Task requirements:
From the first line to the last, retype the records exactly and skip the pictures.

Task material:
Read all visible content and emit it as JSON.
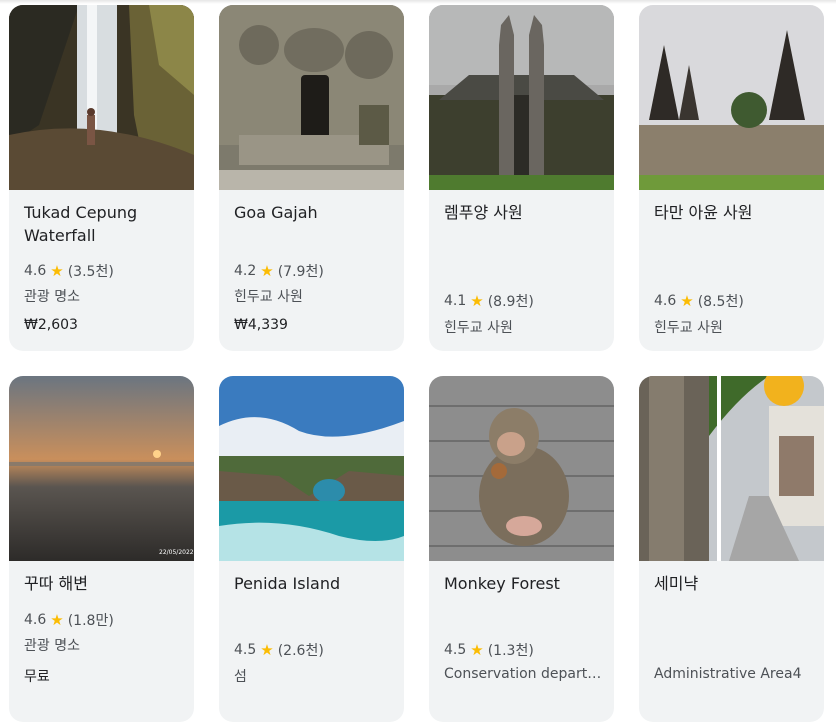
{
  "cards": [
    {
      "title": "Tukad Cepung Waterfall",
      "rating": "4.6",
      "star_icon": "star-icon",
      "reviews": "(3.5천)",
      "category": "관광 명소",
      "price": "₩2,603"
    },
    {
      "title": "Goa Gajah",
      "rating": "4.2",
      "star_icon": "star-icon",
      "reviews": "(7.9천)",
      "category": "힌두교 사원",
      "price": "₩4,339"
    },
    {
      "title": "렘푸양 사원",
      "rating": "4.1",
      "star_icon": "star-icon",
      "reviews": "(8.9천)",
      "category": "힌두교 사원"
    },
    {
      "title": "타만 아윤 사원",
      "rating": "4.6",
      "star_icon": "star-icon",
      "reviews": "(8.5천)",
      "category": "힌두교 사원"
    },
    {
      "title": "꾸따 해변",
      "rating": "4.6",
      "star_icon": "star-icon",
      "reviews": "(1.8만)",
      "category": "관광 명소",
      "price": "무료",
      "photo_stamp": "22/05/2022"
    },
    {
      "title": "Penida Island",
      "rating": "4.5",
      "star_icon": "star-icon",
      "reviews": "(2.6천)",
      "category": "섬"
    },
    {
      "title": "Monkey Forest",
      "rating": "4.5",
      "star_icon": "star-icon",
      "reviews": "(1.3천)",
      "category": "Conservation department"
    },
    {
      "title": "세미냑",
      "category": "Administrative Area4"
    }
  ],
  "colors": {
    "star": "#fbbc04",
    "card_bg": "#f1f3f4",
    "text": "#202124",
    "muted": "#4d5156"
  }
}
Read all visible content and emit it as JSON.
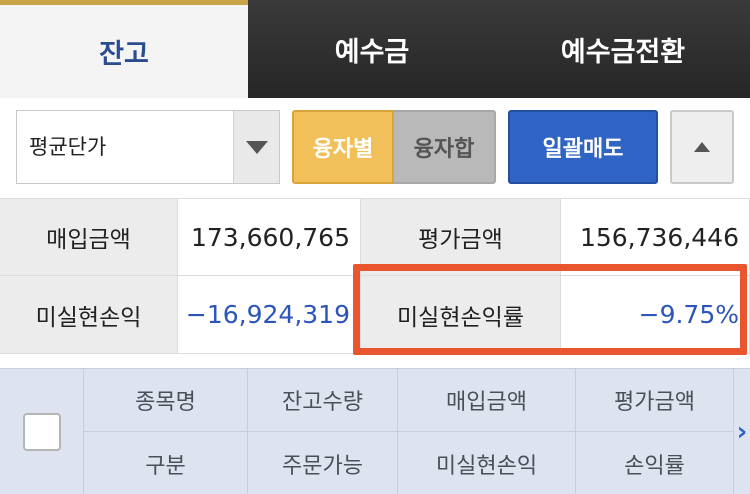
{
  "tabs": [
    {
      "label": "잔고"
    },
    {
      "label": "예수금"
    },
    {
      "label": "예수금전환"
    }
  ],
  "controls": {
    "select_value": "평균단가",
    "btn_yung": "융자별",
    "btn_hap": "융자합",
    "btn_sell": "일괄매도"
  },
  "summary": {
    "buy_amount_label": "매입금액",
    "buy_amount_value": "173,660,765",
    "eval_amount_label": "평가금액",
    "eval_amount_value": "156,736,446",
    "unrealized_pl_label": "미실현손익",
    "unrealized_pl_value": "−16,924,319",
    "unrealized_rate_label": "미실현손익률",
    "unrealized_rate_value": "−9.75%"
  },
  "columns": {
    "row1": [
      "종목명",
      "잔고수량",
      "매입금액",
      "평가금액"
    ],
    "row2": [
      "구분",
      "주문가능",
      "미실현손익",
      "손익률"
    ]
  },
  "colors": {
    "accent_gold": "#f1c05a",
    "accent_blue": "#2f63c4",
    "negative_blue": "#2b55b8",
    "highlight_red": "#e8552f"
  }
}
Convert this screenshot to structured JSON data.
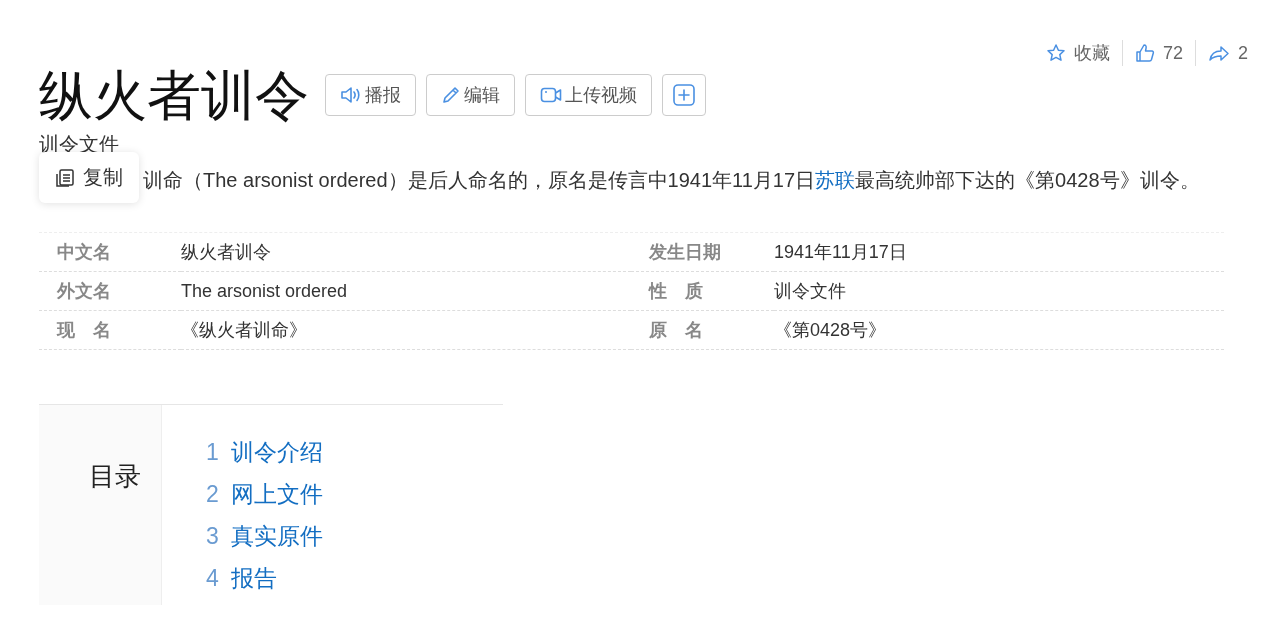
{
  "actions": [
    {
      "kind": "favorite",
      "label": "收藏"
    },
    {
      "kind": "like",
      "label": "72"
    },
    {
      "kind": "share",
      "label": "2"
    }
  ],
  "title": "纵火者训令",
  "tools": [
    {
      "kind": "speaker",
      "label": "播报"
    },
    {
      "kind": "pencil",
      "label": "编辑"
    },
    {
      "kind": "video",
      "label": "上传视频"
    },
    {
      "kind": "plus"
    }
  ],
  "subtitle": "训令文件",
  "copy_popup": {
    "label": "复制"
  },
  "summary": {
    "before": "训命（The arsonist ordered）是后人命名的，原名是传言中1941年11月17日",
    "link": "苏联",
    "after": "最高统帅部下达的《第0428号》训令。"
  },
  "info": [
    {
      "label": "中文名",
      "value": "纵火者训令"
    },
    {
      "label": "发生日期",
      "value": "1941年11月17日"
    },
    {
      "label": "外文名",
      "value": "The arsonist ordered"
    },
    {
      "label": "性　质",
      "value": "训令文件"
    },
    {
      "label": "现　名",
      "value": "《纵火者训命》"
    },
    {
      "label": "原　名",
      "value": "《第0428号》"
    }
  ],
  "toc": {
    "title": "目录",
    "items": [
      {
        "number": "1",
        "label": "训令介绍"
      },
      {
        "number": "2",
        "label": "网上文件"
      },
      {
        "number": "3",
        "label": "真实原件"
      },
      {
        "number": "4",
        "label": "报告"
      }
    ]
  }
}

Output of the exercise:
Read all visible content and emit it as JSON.
{
  "cards": [
    {
      "title": "Tukad Cepung Waterfall",
      "rating": "4.6",
      "star_icon": "star-icon",
      "reviews": "(3.5천)",
      "category": "관광 명소",
      "price": "₩2,603"
    },
    {
      "title": "Goa Gajah",
      "rating": "4.2",
      "star_icon": "star-icon",
      "reviews": "(7.9천)",
      "category": "힌두교 사원",
      "price": "₩4,339"
    },
    {
      "title": "렘푸양 사원",
      "rating": "4.1",
      "star_icon": "star-icon",
      "reviews": "(8.9천)",
      "category": "힌두교 사원"
    },
    {
      "title": "타만 아윤 사원",
      "rating": "4.6",
      "star_icon": "star-icon",
      "reviews": "(8.5천)",
      "category": "힌두교 사원"
    },
    {
      "title": "꾸따 해변",
      "rating": "4.6",
      "star_icon": "star-icon",
      "reviews": "(1.8만)",
      "category": "관광 명소",
      "price": "무료",
      "photo_stamp": "22/05/2022"
    },
    {
      "title": "Penida Island",
      "rating": "4.5",
      "star_icon": "star-icon",
      "reviews": "(2.6천)",
      "category": "섬"
    },
    {
      "title": "Monkey Forest",
      "rating": "4.5",
      "star_icon": "star-icon",
      "reviews": "(1.3천)",
      "category": "Conservation department"
    },
    {
      "title": "세미냑",
      "category": "Administrative Area4"
    }
  ],
  "colors": {
    "star": "#fbbc04",
    "card_bg": "#f1f3f4",
    "text": "#202124",
    "muted": "#4d5156"
  }
}
Read all visible content and emit it as JSON.
{
  "tabs": [
    {
      "label": "잔고"
    },
    {
      "label": "예수금"
    },
    {
      "label": "예수금전환"
    }
  ],
  "controls": {
    "select_value": "평균단가",
    "btn_yung": "융자별",
    "btn_hap": "융자합",
    "btn_sell": "일괄매도"
  },
  "summary": {
    "buy_amount_label": "매입금액",
    "buy_amount_value": "173,660,765",
    "eval_amount_label": "평가금액",
    "eval_amount_value": "156,736,446",
    "unrealized_pl_label": "미실현손익",
    "unrealized_pl_value": "−16,924,319",
    "unrealized_rate_label": "미실현손익률",
    "unrealized_rate_value": "−9.75%"
  },
  "columns": {
    "row1": [
      "종목명",
      "잔고수량",
      "매입금액",
      "평가금액"
    ],
    "row2": [
      "구분",
      "주문가능",
      "미실현손익",
      "손익률"
    ]
  },
  "colors": {
    "accent_gold": "#f1c05a",
    "accent_blue": "#2f63c4",
    "negative_blue": "#2b55b8",
    "highlight_red": "#e8552f"
  }
}
Convert this screenshot to structured JSON data.
{
  "actions": [
    {
      "kind": "favorite",
      "label": "收藏"
    },
    {
      "kind": "like",
      "label": "72"
    },
    {
      "kind": "share",
      "label": "2"
    }
  ],
  "title": "纵火者训令",
  "tools": [
    {
      "kind": "speaker",
      "label": "播报"
    },
    {
      "kind": "pencil",
      "label": "编辑"
    },
    {
      "kind": "video",
      "label": "上传视频"
    },
    {
      "kind": "plus"
    }
  ],
  "subtitle": "训令文件",
  "copy_popup": {
    "label": "复制"
  },
  "summary": {
    "before": "训命（The arsonist ordered）是后人命名的，原名是传言中1941年11月17日",
    "link": "苏联",
    "after": "最高统帅部下达的《第0428号》训令。"
  },
  "info": [
    {
      "label": "中文名",
      "value": "纵火者训令"
    },
    {
      "label": "发生日期",
      "value": "1941年11月17日"
    },
    {
      "label": "外文名",
      "value": "The arsonist ordered"
    },
    {
      "label": "性　质",
      "value": "训令文件"
    },
    {
      "label": "现　名",
      "value": "《纵火者训命》"
    },
    {
      "label": "原　名",
      "value": "《第0428号》"
    }
  ],
  "toc": {
    "title": "目录",
    "items": [
      {
        "number": "1",
        "label": "训令介绍"
      },
      {
        "number": "2",
        "label": "网上文件"
      },
      {
        "number": "3",
        "label": "真实原件"
      },
      {
        "number": "4",
        "label": "报告"
      }
    ]
  }
}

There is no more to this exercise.